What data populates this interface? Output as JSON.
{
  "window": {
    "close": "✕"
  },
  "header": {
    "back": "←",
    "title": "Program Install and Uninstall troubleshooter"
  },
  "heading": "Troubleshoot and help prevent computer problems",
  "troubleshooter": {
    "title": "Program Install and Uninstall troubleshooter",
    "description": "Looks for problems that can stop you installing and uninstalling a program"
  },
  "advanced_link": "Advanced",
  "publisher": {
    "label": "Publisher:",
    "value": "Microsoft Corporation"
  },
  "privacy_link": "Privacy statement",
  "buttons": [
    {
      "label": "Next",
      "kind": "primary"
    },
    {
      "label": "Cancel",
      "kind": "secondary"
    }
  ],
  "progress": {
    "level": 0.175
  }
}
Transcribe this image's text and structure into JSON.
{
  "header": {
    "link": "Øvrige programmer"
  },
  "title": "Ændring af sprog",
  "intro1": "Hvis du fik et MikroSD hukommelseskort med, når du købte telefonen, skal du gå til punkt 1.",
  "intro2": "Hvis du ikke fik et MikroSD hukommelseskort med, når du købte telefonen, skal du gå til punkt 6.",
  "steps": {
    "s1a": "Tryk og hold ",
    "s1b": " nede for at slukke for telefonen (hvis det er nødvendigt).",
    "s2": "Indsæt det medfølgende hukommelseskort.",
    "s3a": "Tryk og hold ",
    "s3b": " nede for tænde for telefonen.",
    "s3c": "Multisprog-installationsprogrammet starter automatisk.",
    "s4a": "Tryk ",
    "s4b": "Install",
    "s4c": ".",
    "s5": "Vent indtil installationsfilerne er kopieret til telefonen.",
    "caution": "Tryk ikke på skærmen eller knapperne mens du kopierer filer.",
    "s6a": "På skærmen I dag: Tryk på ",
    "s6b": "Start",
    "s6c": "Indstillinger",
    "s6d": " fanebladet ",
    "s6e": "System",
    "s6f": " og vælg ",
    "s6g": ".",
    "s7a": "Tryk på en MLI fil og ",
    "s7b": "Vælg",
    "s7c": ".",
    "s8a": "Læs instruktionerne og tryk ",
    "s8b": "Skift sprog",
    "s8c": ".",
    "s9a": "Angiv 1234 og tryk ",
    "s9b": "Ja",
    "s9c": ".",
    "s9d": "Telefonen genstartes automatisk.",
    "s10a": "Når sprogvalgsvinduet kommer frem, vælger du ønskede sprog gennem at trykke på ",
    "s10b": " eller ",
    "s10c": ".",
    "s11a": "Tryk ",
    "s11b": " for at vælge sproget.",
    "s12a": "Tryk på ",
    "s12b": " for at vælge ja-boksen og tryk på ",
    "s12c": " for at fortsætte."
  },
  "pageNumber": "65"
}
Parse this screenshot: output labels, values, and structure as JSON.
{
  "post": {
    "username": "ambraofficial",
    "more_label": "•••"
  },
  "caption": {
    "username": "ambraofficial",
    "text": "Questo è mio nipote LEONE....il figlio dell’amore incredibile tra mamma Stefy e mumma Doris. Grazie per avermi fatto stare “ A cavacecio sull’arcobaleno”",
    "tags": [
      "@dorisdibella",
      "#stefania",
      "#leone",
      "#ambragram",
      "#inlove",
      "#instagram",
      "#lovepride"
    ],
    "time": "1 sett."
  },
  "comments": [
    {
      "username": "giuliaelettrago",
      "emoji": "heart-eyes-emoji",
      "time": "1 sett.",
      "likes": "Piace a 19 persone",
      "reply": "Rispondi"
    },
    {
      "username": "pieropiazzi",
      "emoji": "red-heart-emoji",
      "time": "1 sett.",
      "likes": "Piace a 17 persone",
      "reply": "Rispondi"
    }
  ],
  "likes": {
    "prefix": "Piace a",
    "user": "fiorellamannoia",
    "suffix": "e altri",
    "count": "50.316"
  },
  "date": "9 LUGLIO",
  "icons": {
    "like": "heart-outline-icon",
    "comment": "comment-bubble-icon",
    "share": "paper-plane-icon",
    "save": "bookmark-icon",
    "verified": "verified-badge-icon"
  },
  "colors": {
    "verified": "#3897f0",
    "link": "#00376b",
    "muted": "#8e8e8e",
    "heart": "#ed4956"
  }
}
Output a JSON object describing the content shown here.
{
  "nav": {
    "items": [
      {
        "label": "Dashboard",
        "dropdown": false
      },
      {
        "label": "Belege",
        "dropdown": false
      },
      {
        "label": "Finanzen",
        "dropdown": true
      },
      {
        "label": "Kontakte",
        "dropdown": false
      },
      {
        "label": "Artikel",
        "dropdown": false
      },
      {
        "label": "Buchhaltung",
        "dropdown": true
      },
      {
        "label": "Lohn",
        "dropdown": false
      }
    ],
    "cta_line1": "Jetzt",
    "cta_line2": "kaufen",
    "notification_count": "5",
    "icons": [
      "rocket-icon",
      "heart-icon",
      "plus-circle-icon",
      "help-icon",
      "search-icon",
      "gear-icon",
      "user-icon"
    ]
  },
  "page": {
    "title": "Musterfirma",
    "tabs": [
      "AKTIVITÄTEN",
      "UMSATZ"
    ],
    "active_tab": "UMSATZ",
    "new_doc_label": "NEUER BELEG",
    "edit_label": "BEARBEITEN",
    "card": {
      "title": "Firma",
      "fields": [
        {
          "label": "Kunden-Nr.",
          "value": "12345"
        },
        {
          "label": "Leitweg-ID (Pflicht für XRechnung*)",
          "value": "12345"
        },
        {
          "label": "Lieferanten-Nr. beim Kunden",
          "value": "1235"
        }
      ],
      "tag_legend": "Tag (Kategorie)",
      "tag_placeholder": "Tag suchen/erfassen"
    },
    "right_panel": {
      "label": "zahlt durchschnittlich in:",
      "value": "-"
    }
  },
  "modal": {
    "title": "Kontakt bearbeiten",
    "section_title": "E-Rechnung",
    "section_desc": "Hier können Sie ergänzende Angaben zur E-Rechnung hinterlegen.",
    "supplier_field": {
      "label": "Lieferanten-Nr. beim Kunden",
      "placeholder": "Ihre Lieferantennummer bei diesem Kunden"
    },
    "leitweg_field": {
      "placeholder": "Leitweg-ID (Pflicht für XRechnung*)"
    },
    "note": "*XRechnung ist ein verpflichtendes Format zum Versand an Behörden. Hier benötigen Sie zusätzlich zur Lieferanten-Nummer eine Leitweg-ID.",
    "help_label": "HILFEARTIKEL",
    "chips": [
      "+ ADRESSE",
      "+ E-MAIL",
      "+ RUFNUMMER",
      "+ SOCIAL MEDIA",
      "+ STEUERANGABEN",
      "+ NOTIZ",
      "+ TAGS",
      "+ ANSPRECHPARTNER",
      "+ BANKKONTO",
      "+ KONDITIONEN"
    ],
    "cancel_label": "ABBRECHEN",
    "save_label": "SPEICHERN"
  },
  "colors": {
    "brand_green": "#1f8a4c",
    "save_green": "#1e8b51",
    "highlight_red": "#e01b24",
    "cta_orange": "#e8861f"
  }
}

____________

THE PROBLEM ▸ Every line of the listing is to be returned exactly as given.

SOLVED EXERCISE ▸
What data populates this interface? Output as JSON.
{
  "window": {
    "close": "✕"
  },
  "header": {
    "back": "←",
    "title": "Program Install and Uninstall troubleshooter"
  },
  "heading": "Troubleshoot and help prevent computer problems",
  "troubleshooter": {
    "title": "Program Install and Uninstall troubleshooter",
    "description": "Looks for problems that can stop you installing and uninstalling a program"
  },
  "advanced_link": "Advanced",
  "publisher": {
    "label": "Publisher:",
    "value": "Microsoft Corporation"
  },
  "privacy_link": "Privacy statement",
  "buttons": [
    {
      "label": "Next",
      "kind": "primary"
    },
    {
      "label": "Cancel",
      "kind": "secondary"
    }
  ],
  "progress": {
    "level": 0.175
  }
}
Transcribe this image's text and structure into JSON.
{
  "header": {
    "link": "Øvrige programmer"
  },
  "title": "Ændring af sprog",
  "intro1": "Hvis du fik et MikroSD hukommelseskort med, når du købte telefonen, skal du gå til punkt 1.",
  "intro2": "Hvis du ikke fik et MikroSD hukommelseskort med, når du købte telefonen, skal du gå til punkt 6.",
  "steps": {
    "s1a": "Tryk og hold ",
    "s1b": " nede for at slukke for telefonen (hvis det er nødvendigt).",
    "s2": "Indsæt det medfølgende hukommelseskort.",
    "s3a": "Tryk og hold ",
    "s3b": " nede for tænde for telefonen.",
    "s3c": "Multisprog-installationsprogrammet starter automatisk.",
    "s4a": "Tryk ",
    "s4b": "Install",
    "s4c": ".",
    "s5": "Vent indtil installationsfilerne er kopieret til telefonen.",
    "caution": "Tryk ikke på skærmen eller knapperne mens du kopierer filer.",
    "s6a": "På skærmen I dag: Tryk på ",
    "s6b": "Start",
    "s6c": "Indstillinger",
    "s6d": " fanebladet ",
    "s6e": "System",
    "s6f": " og vælg ",
    "s6g": ".",
    "s7a": "Tryk på en MLI fil og ",
    "s7b": "Vælg",
    "s7c": ".",
    "s8a": "Læs instruktionerne og tryk ",
    "s8b": "Skift sprog",
    "s8c": ".",
    "s9a": "Angiv 1234 og tryk ",
    "s9b": "Ja",
    "s9c": ".",
    "s9d": "Telefonen genstartes automatisk.",
    "s10a": "Når sprogvalgsvinduet kommer frem, vælger du ønskede sprog gennem at trykke på ",
    "s10b": " eller ",
    "s10c": ".",
    "s11a": "Tryk ",
    "s11b": " for at vælge sproget.",
    "s12a": "Tryk på ",
    "s12b": " for at vælge ja-boksen og tryk på ",
    "s12c": " for at fortsætte."
  },
  "pageNumber": "65"
}
Parse this screenshot: output labels, values, and structure as JSON.
{
  "post": {
    "username": "ambraofficial",
    "more_label": "•••"
  },
  "caption": {
    "username": "ambraofficial",
    "text": "Questo è mio nipote LEONE....il figlio dell’amore incredibile tra mamma Stefy e mumma Doris. Grazie per avermi fatto stare “ A cavacecio sull’arcobaleno”",
    "tags": [
      "@dorisdibella",
      "#stefania",
      "#leone",
      "#ambragram",
      "#inlove",
      "#instagram",
      "#lovepride"
    ],
    "time": "1 sett."
  },
  "comments": [
    {
      "username": "giuliaelettrago",
      "emoji": "heart-eyes-emoji",
      "time": "1 sett.",
      "likes": "Piace a 19 persone",
      "reply": "Rispondi"
    },
    {
      "username": "pieropiazzi",
      "emoji": "red-heart-emoji",
      "time": "1 sett.",
      "likes": "Piace a 17 persone",
      "reply": "Rispondi"
    }
  ],
  "likes": {
    "prefix": "Piace a",
    "user": "fiorellamannoia",
    "suffix": "e altri",
    "count": "50.316"
  },
  "date": "9 LUGLIO",
  "icons": {
    "like": "heart-outline-icon",
    "comment": "comment-bubble-icon",
    "share": "paper-plane-icon",
    "save": "bookmark-icon",
    "verified": "verified-badge-icon"
  },
  "colors": {
    "verified": "#3897f0",
    "link": "#00376b",
    "muted": "#8e8e8e",
    "heart": "#ed4956"
  }
}
Output a JSON object describing the content shown here.
{
  "nav": {
    "items": [
      {
        "label": "Dashboard",
        "dropdown": false
      },
      {
        "label": "Belege",
        "dropdown": false
      },
      {
        "label": "Finanzen",
        "dropdown": true
      },
      {
        "label": "Kontakte",
        "dropdown": false
      },
      {
        "label": "Artikel",
        "dropdown": false
      },
      {
        "label": "Buchhaltung",
        "dropdown": true
      },
      {
        "label": "Lohn",
        "dropdown": false
      }
    ],
    "cta_line1": "Jetzt",
    "cta_line2": "kaufen",
    "notification_count": "5",
    "icons": [
      "rocket-icon",
      "heart-icon",
      "plus-circle-icon",
      "help-icon",
      "search-icon",
      "gear-icon",
      "user-icon"
    ]
  },
  "page": {
    "title": "Musterfirma",
    "tabs": [
      "AKTIVITÄTEN",
      "UMSATZ"
    ],
    "active_tab": "UMSATZ",
    "new_doc_label": "NEUER BELEG",
    "edit_label": "BEARBEITEN",
    "card": {
      "title": "Firma",
      "fields": [
        {
          "label": "Kunden-Nr.",
          "value": "12345"
        },
        {
          "label": "Leitweg-ID (Pflicht für XRechnung*)",
          "value": "12345"
        },
        {
          "label": "Lieferanten-Nr. beim Kunden",
          "value": "1235"
        }
      ],
      "tag_legend": "Tag (Kategorie)",
      "tag_placeholder": "Tag suchen/erfassen"
    },
    "right_panel": {
      "label": "zahlt durchschnittlich in:",
      "value": "-"
    }
  },
  "modal": {
    "title": "Kontakt bearbeiten",
    "section_title": "E-Rechnung",
    "section_desc": "Hier können Sie ergänzende Angaben zur E-Rechnung hinterlegen.",
    "supplier_field": {
      "label": "Lieferanten-Nr. beim Kunden",
      "placeholder": "Ihre Lieferantennummer bei diesem Kunden"
    },
    "leitweg_field": {
      "placeholder": "Leitweg-ID (Pflicht für XRechnung*)"
    },
    "note": "*XRechnung ist ein verpflichtendes Format zum Versand an Behörden. Hier benötigen Sie zusätzlich zur Lieferanten-Nummer eine Leitweg-ID.",
    "help_label": "HILFEARTIKEL",
    "chips": [
      "+ ADRESSE",
      "+ E-MAIL",
      "+ RUFNUMMER",
      "+ SOCIAL MEDIA",
      "+ STEUERANGABEN",
      "+ NOTIZ",
      "+ TAGS",
      "+ ANSPRECHPARTNER",
      "+ BANKKONTO",
      "+ KONDITIONEN"
    ],
    "cancel_label": "ABBRECHEN",
    "save_label": "SPEICHERN"
  },
  "colors": {
    "brand_green": "#1f8a4c",
    "save_green": "#1e8b51",
    "highlight_red": "#e01b24",
    "cta_orange": "#e8861f"
  }
}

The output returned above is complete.